What to produce
Select all lines in the records that include "JSON".

Website and app data records:

========================================

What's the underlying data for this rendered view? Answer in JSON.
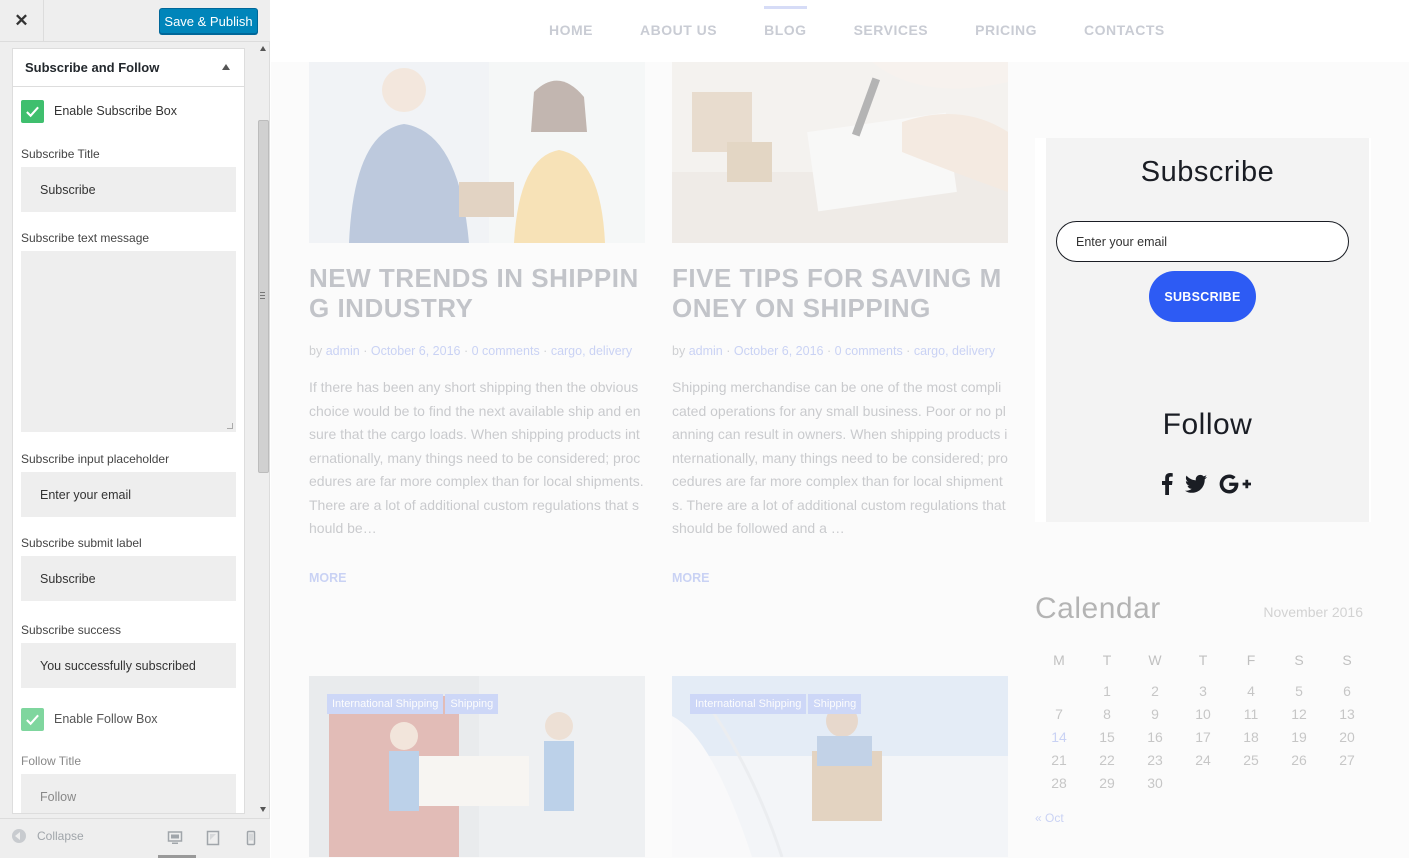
{
  "panel": {
    "close_label": "✕",
    "publish_label": "Save & Publish",
    "section_title": "Subscribe and Follow",
    "enable_subscribe_label": "Enable Subscribe Box",
    "subscribe_title_label": "Subscribe Title",
    "subscribe_title_value": "Subscribe",
    "subscribe_text_label": "Subscribe text message",
    "subscribe_text_value": "",
    "subscribe_placeholder_label": "Subscribe input placeholder",
    "subscribe_placeholder_value": "Enter your email",
    "subscribe_submit_label": "Subscribe submit label",
    "subscribe_submit_value": "Subscribe",
    "subscribe_success_label": "Subscribe success",
    "subscribe_success_value": "You successfully subscribed",
    "enable_follow_label": "Enable Follow Box",
    "follow_title_label": "Follow Title",
    "follow_title_value": "Follow",
    "collapse_label": "Collapse"
  },
  "nav": {
    "items": [
      "HOME",
      "ABOUT US",
      "BLOG",
      "SERVICES",
      "PRICING",
      "CONTACTS"
    ],
    "active": "BLOG"
  },
  "posts": [
    {
      "title": "NEW TRENDS IN SHIPPING INDUSTRY",
      "by": "by",
      "author": "admin",
      "date": "October 6, 2016",
      "comments": "0 comments",
      "categories": "cargo, delivery",
      "excerpt": "If there has been any short shipping then the obvious choice would be to find the next available ship and ensure that the cargo loads. When shipping products internationally, many things need to be considered; procedures are far more complex than for local shipments. There are a lot of additional custom regulations that should be…",
      "more": "MORE"
    },
    {
      "title": "FIVE TIPS FOR SAVING MONEY ON SHIPPING",
      "by": "by",
      "author": "admin",
      "date": "October 6, 2016",
      "comments": "0 comments",
      "categories": "cargo, delivery",
      "excerpt": "Shipping merchandise can be one of the most complicated operations for any small business. Poor or no planning can result in owners. When shipping products internationally, many things need to be considered; procedures are far more complex than for local shipments. There are a lot of additional custom regulations that should be followed and a …",
      "more": "MORE"
    },
    {
      "tags": [
        "International Shipping",
        "Shipping"
      ]
    },
    {
      "tags": [
        "International Shipping",
        "Shipping"
      ]
    }
  ],
  "widget": {
    "subscribe_title": "Subscribe",
    "email_placeholder": "Enter your email",
    "button_label": "SUBSCRIBE",
    "follow_title": "Follow",
    "socials": [
      "facebook-icon",
      "twitter-icon",
      "google-plus-icon"
    ]
  },
  "calendar": {
    "title": "Calendar",
    "month": "November 2016",
    "days": [
      "M",
      "T",
      "W",
      "T",
      "F",
      "S",
      "S"
    ],
    "first_weekday_offset": 1,
    "num_days": 30,
    "highlight": 14,
    "prev_label": "« Oct"
  },
  "colors": {
    "accent": "#2d5bf4",
    "publish": "#0085ba",
    "checkbox": "#3fbf6e"
  }
}
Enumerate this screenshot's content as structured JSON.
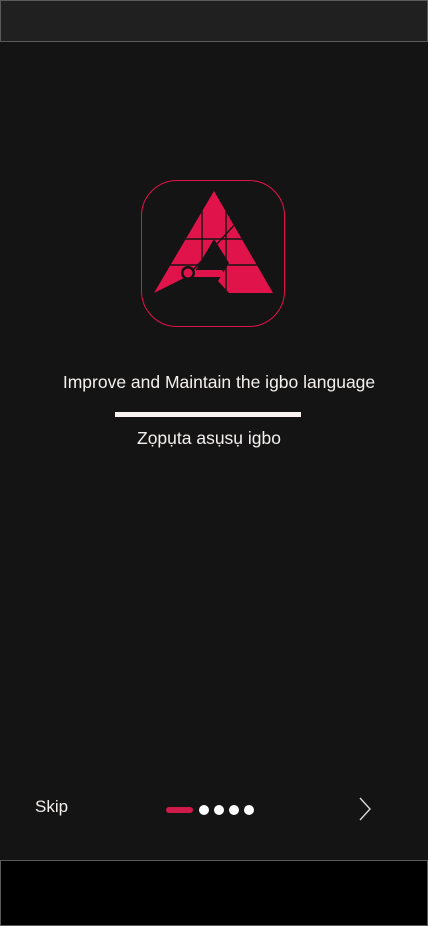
{
  "onboarding": {
    "headline": "Improve and Maintain the igbo language",
    "subline": "Zọpụta asụsụ igbo",
    "skip_label": "Skip",
    "total_pages": 5,
    "current_page": 1
  },
  "icons": {
    "logo": "triangle-a-logo-icon",
    "next": "chevron-right-icon"
  },
  "colors": {
    "accent": "#e0134a",
    "background": "#141414",
    "text": "#f4f0ee",
    "active_dot": "#d01a4a"
  }
}
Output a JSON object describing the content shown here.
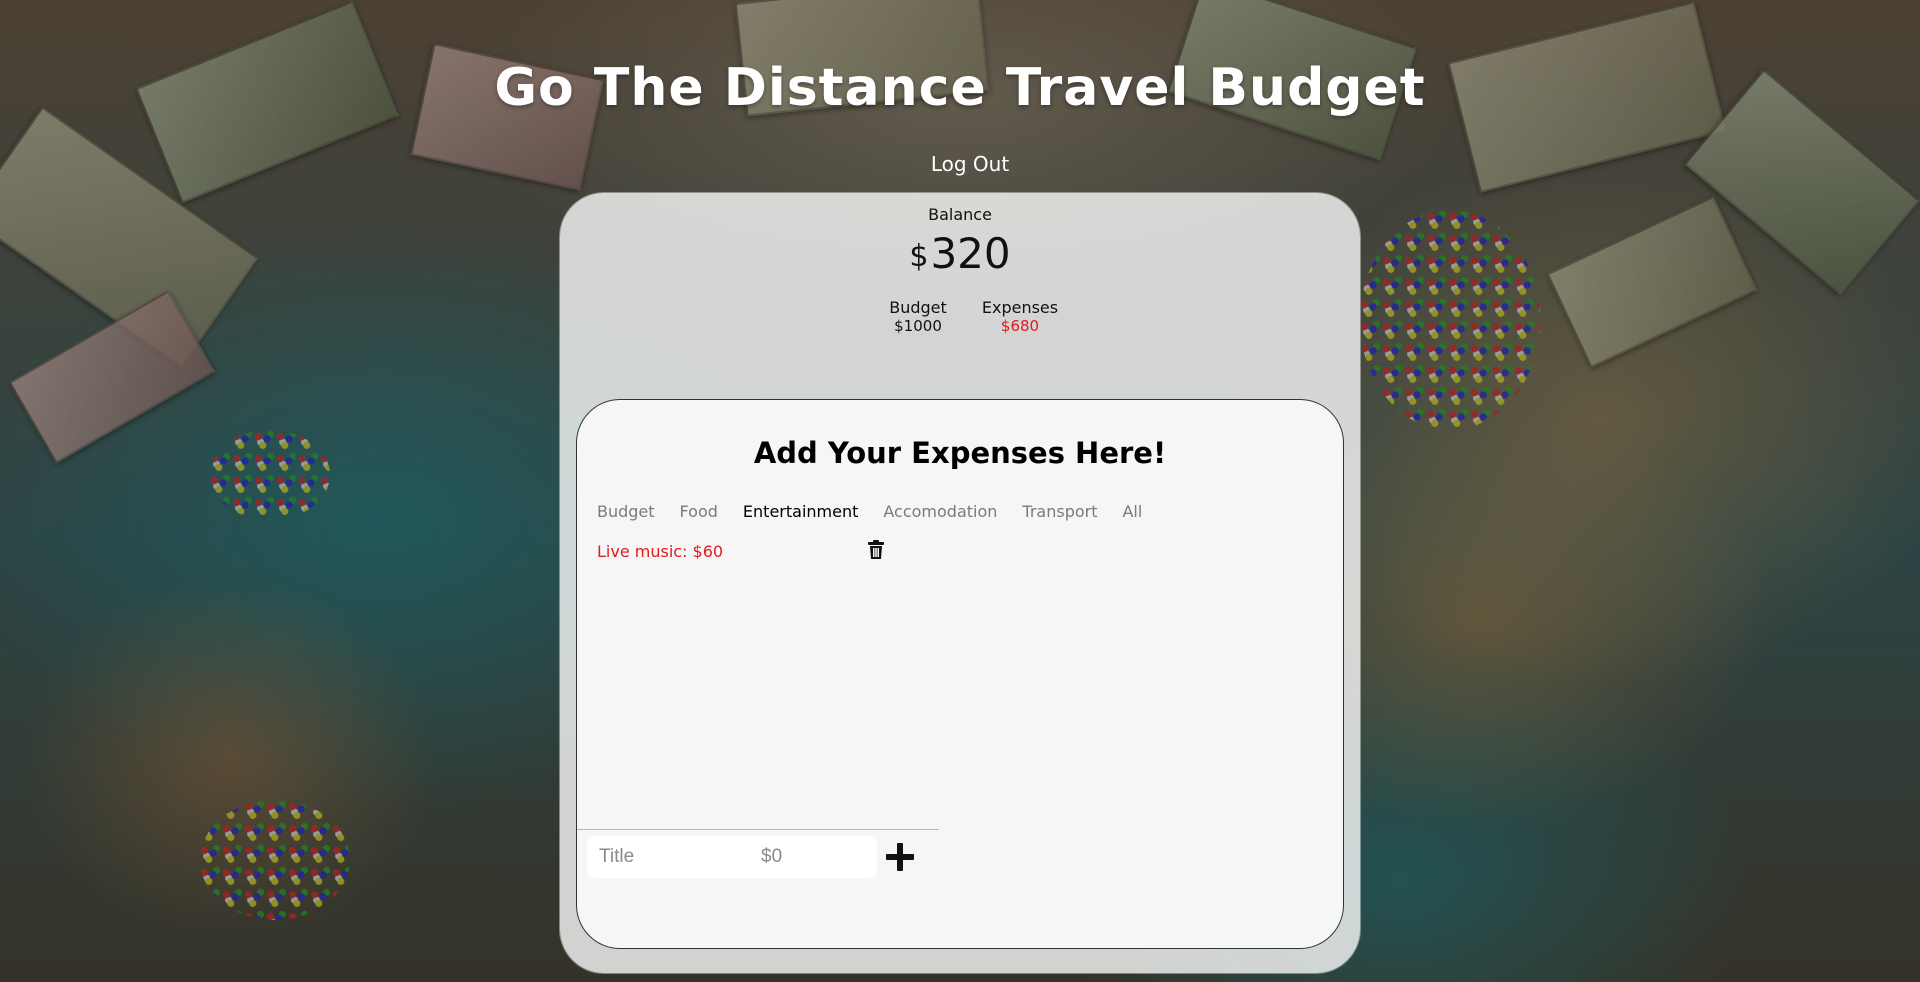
{
  "app": {
    "title": "Go The Distance Travel Budget",
    "logout_label": "Log Out"
  },
  "summary": {
    "balance_label": "Balance",
    "currency_symbol": "$",
    "balance_value": "320",
    "budget_label": "Budget",
    "budget_value": "$1000",
    "expenses_label": "Expenses",
    "expenses_value": "$680",
    "expenses_color": "#e01b1b"
  },
  "expenses_panel": {
    "heading": "Add Your Expenses Here!",
    "tabs": [
      {
        "label": "Budget",
        "active": false
      },
      {
        "label": "Food",
        "active": false
      },
      {
        "label": "Entertainment",
        "active": true
      },
      {
        "label": "Accomodation",
        "active": false
      },
      {
        "label": "Transport",
        "active": false
      },
      {
        "label": "All",
        "active": false
      }
    ],
    "items": [
      {
        "text": "Live music: $60",
        "icon": "trash-icon"
      }
    ],
    "form": {
      "title_placeholder": "Title",
      "amount_placeholder": "$0",
      "add_icon": "plus-icon"
    }
  }
}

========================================

Solution to this exercise
What's the underlying data for this rendered view? Answer in JSON.
Enumerate this screenshot's content as structured JSON.
Output a JSON object describing the content shown here.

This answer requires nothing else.